*PROVIDED RECORDS*.
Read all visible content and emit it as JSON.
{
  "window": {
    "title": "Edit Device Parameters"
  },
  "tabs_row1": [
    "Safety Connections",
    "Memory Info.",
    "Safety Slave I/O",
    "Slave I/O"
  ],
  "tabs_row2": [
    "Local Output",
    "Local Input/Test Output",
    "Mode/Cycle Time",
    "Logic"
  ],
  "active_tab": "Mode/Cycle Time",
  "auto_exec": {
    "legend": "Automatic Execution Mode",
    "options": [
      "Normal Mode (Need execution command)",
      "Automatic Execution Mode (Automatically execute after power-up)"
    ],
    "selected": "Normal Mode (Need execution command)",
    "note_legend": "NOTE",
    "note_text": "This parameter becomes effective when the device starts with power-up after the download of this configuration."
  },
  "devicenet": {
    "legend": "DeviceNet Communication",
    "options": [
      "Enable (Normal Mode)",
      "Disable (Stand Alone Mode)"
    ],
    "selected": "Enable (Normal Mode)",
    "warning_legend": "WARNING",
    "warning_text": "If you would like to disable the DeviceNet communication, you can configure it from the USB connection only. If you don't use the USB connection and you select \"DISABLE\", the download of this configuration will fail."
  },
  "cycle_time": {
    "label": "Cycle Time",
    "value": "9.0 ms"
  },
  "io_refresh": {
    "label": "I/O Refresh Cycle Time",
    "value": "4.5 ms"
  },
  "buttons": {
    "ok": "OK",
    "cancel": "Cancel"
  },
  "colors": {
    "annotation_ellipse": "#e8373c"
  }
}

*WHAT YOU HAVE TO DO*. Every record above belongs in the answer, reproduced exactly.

*WRITTEN ANSWER*.
Read all visible content and emit it as JSON.
{
  "window": {
    "title": "Edit Device Parameters"
  },
  "tabs_row1": [
    "Safety Connections",
    "Memory Info.",
    "Safety Slave I/O",
    "Slave I/O"
  ],
  "tabs_row2": [
    "Local Output",
    "Local Input/Test Output",
    "Mode/Cycle Time",
    "Logic"
  ],
  "active_tab": "Mode/Cycle Time",
  "auto_exec": {
    "legend": "Automatic Execution Mode",
    "options": [
      "Normal Mode (Need execution command)",
      "Automatic Execution Mode (Automatically execute after power-up)"
    ],
    "selected": "Normal Mode (Need execution command)",
    "note_legend": "NOTE",
    "note_text": "This parameter becomes effective when the device starts with power-up after the download of this configuration."
  },
  "devicenet": {
    "legend": "DeviceNet Communication",
    "options": [
      "Enable (Normal Mode)",
      "Disable (Stand Alone Mode)"
    ],
    "selected": "Enable (Normal Mode)",
    "warning_legend": "WARNING",
    "warning_text": "If you would like to disable the DeviceNet communication, you can configure it from the USB connection only. If you don't use the USB connection and you select \"DISABLE\", the download of this configuration will fail."
  },
  "cycle_time": {
    "label": "Cycle Time",
    "value": "9.0 ms"
  },
  "io_refresh": {
    "label": "I/O Refresh Cycle Time",
    "value": "4.5 ms"
  },
  "buttons": {
    "ok": "OK",
    "cancel": "Cancel"
  },
  "colors": {
    "annotation_ellipse": "#e8373c"
  }
}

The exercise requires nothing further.